By launching a projectile at an asteroid instead, we will know that any changes in the asteroid's trajectory were caused by our impactor because asteroids are inert and have otherwise very stable and predictable orbits.
• #### Re:Crash? (Score:2, Informative)

<cevkiv AT gmail DOT com> on Tuesday September 27, 2005 @02:27AM (#13656607) Journal
Just because you lack the information to accurately determine their future states does not mean they behave unpredictably.

I'd say the fact that I can't predict something's behaviour (accurately determine) makes it unpredictable, wouldn't you?

• #### Re:What happens... (Score:3, Informative)

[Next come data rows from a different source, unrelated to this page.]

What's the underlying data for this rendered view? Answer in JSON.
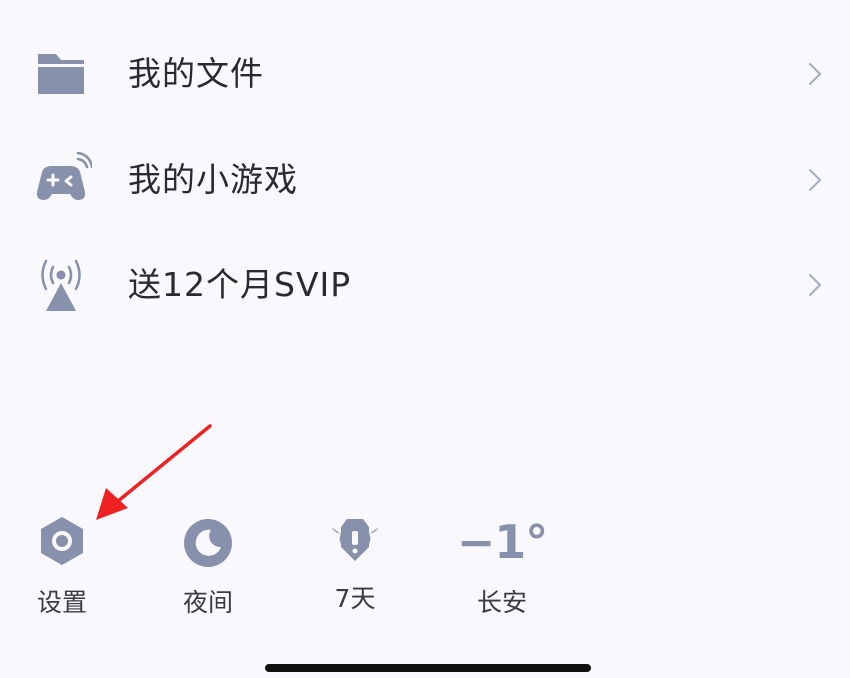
{
  "menu": {
    "items": [
      {
        "label": "我的文件",
        "icon": "folder-icon"
      },
      {
        "label": "我的小游戏",
        "icon": "gamepad-icon"
      },
      {
        "label": "送12个月SVIP",
        "icon": "broadcast-tower-icon"
      }
    ]
  },
  "bottom_bar": {
    "items": [
      {
        "label": "设置",
        "icon": "hexagon-gear-icon"
      },
      {
        "label": "夜间",
        "icon": "moon-icon"
      },
      {
        "label": "7天",
        "icon": "winged-badge-icon"
      },
      {
        "label": "长安",
        "value": "−1°",
        "icon": "temperature"
      }
    ]
  },
  "colors": {
    "background": "#f9f8fc",
    "icon": "#8791ab",
    "text": "#2a2a30",
    "arrow": "#ee2222"
  }
}
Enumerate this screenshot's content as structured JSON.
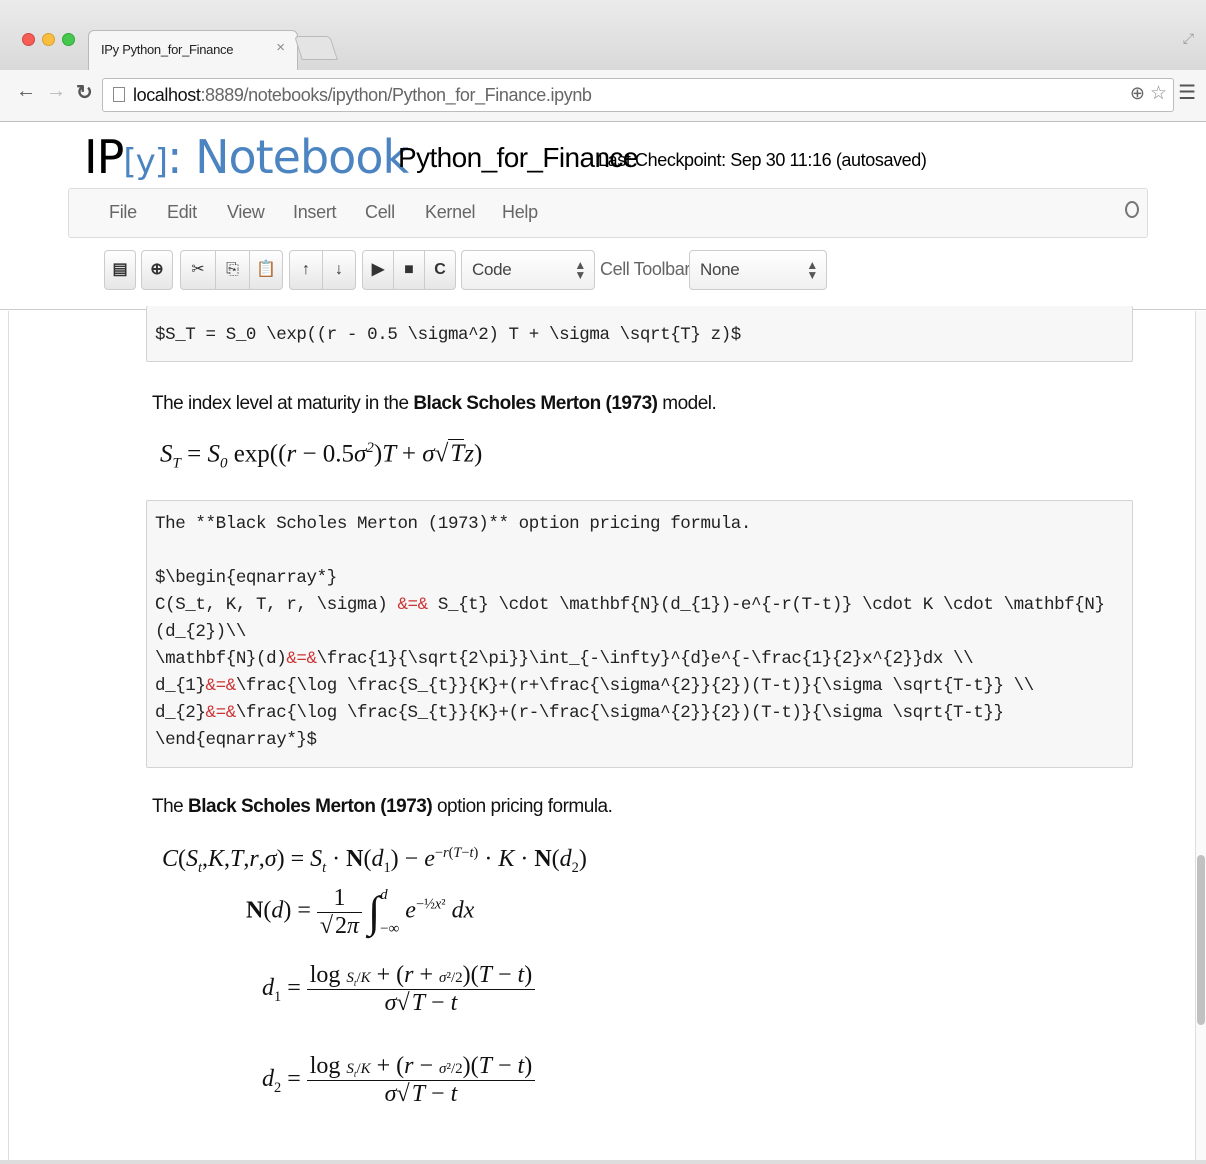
{
  "browser": {
    "tab_title": "IPy Python_for_Finance",
    "tab_close": "×",
    "url_host": "localhost",
    "url_path": ":8889/notebooks/ipython/Python_for_Finance.ipynb"
  },
  "notebook": {
    "logo_prefix": "IP",
    "logo_y": "[y]",
    "logo_suffix": ":",
    "logo_word": " Notebook",
    "title": "Python_for_Finance",
    "checkpoint": "Last Checkpoint: Sep 30 11:16 (autosaved)"
  },
  "menu": [
    "File",
    "Edit",
    "View",
    "Insert",
    "Cell",
    "Kernel",
    "Help"
  ],
  "toolbar": {
    "cell_type": "Code",
    "cell_toolbar_label": "Cell Toolbar:",
    "cell_toolbar_value": "None",
    "icons": [
      "save-icon",
      "add-cell-icon",
      "cut-icon",
      "copy-icon",
      "paste-icon",
      "move-up-icon",
      "move-down-icon",
      "run-icon",
      "stop-icon",
      "restart-icon"
    ]
  },
  "cells": {
    "code1": "$S_T = S_0 \\exp((r - 0.5 \\sigma^2) T + \\sigma \\sqrt{T} z)$",
    "md1_pre": "The index level at maturity in the ",
    "md1_bold": "Black Scholes Merton (1973)",
    "md1_post": " model.",
    "code2_lines": [
      "The **Black Scholes Merton (1973)** option pricing formula.",
      "",
      "$\\begin{eqnarray*}",
      "C(S_t, K, T, r, \\sigma) &=& S_{t} \\cdot \\mathbf{N}(d_{1})-e^{-r(T-t)} \\cdot K \\cdot \\mathbf{N}",
      "(d_{2})\\\\",
      "\\mathbf{N}(d)&=&\\frac{1}{\\sqrt{2\\pi}}\\int_{-\\infty}^{d}e^{-\\frac{1}{2}x^{2}}dx \\\\",
      "d_{1}&=&\\frac{\\log \\frac{S_{t}}{K}+(r+\\frac{\\sigma^{2}}{2})(T-t)}{\\sigma \\sqrt{T-t}} \\\\",
      "d_{2}&=&\\frac{\\log \\frac{S_{t}}{K}+(r-\\frac{\\sigma^{2}}{2})(T-t)}{\\sigma \\sqrt{T-t}}",
      "\\end{eqnarray*}$"
    ],
    "md2_pre": "The ",
    "md2_bold": "Black Scholes Merton (1973)",
    "md2_post": " option pricing formula."
  }
}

on Tuesday September 27, 2005 @04:41AM (#13656896)
Is anyone else considering the possibility that this asteroid actually is on a collision course with Earth, and they don't want to panic us? Paranoia hats on, everyone.

Oh yeah, sure. ESA and NASA keep this collision secret because:

• They prefer to risk their lifes with a budget-quenching mission rather than make damn sure with 2,3 or more redundant missions.
• They don't want the funding they would get in face with such a collision

Also, this is ESA. There isn't nearly as much useless secrecy in Europe than in the USA.

• #### Re:you are giving me a book idea (Score:2, Informative)

on Tuesday September 27, 2005 @04:46AM (#13656902) Journal
Nah. Ugly, smelly women mostly cost as much as nonsmelly, nonugly women. In this case, you don't get what you pay for.
• #### Re:Fighting windmills? (Score:2, Informative)

on Tuesday September 27, 2005 @05:09AM (#13656939) Homepage

In modern Spanish, the gentleman's name is Don Quijote (the X was pronounced in the same way as J is pronounced now -- that's why Mexico, Texas and Oaxaca are pronounced as "Méjico", "Tejas" and "Oajaca" in Spanish).

And the reason for the naming is simple: one spacecraft (the Hidalgo -- Don Quijote himself) will ram the asteroid (a windmill) while the other one (Sancho) looks from afar.

• #### Re:Fighting windmills? (Score:2, Informative)

on Tuesday September 27, 2005 @05:49AM (#13657038) Homepage
And they could have spelled it correctly: Don Quixote.

Excuse me Sir. I think you are mistaking here.

It's a Spanish book [wikipedia.org] what you are referring to. The mission was conceived by spaniards [esa.int], and the main contractor is Spanish [deimos-space.com]. They have chosen to use the Spanish spelling: Don Quijote.

Save a little money each month and at the end of the year you'll be surprised at how little you have. -- Ernest Haskins

Working...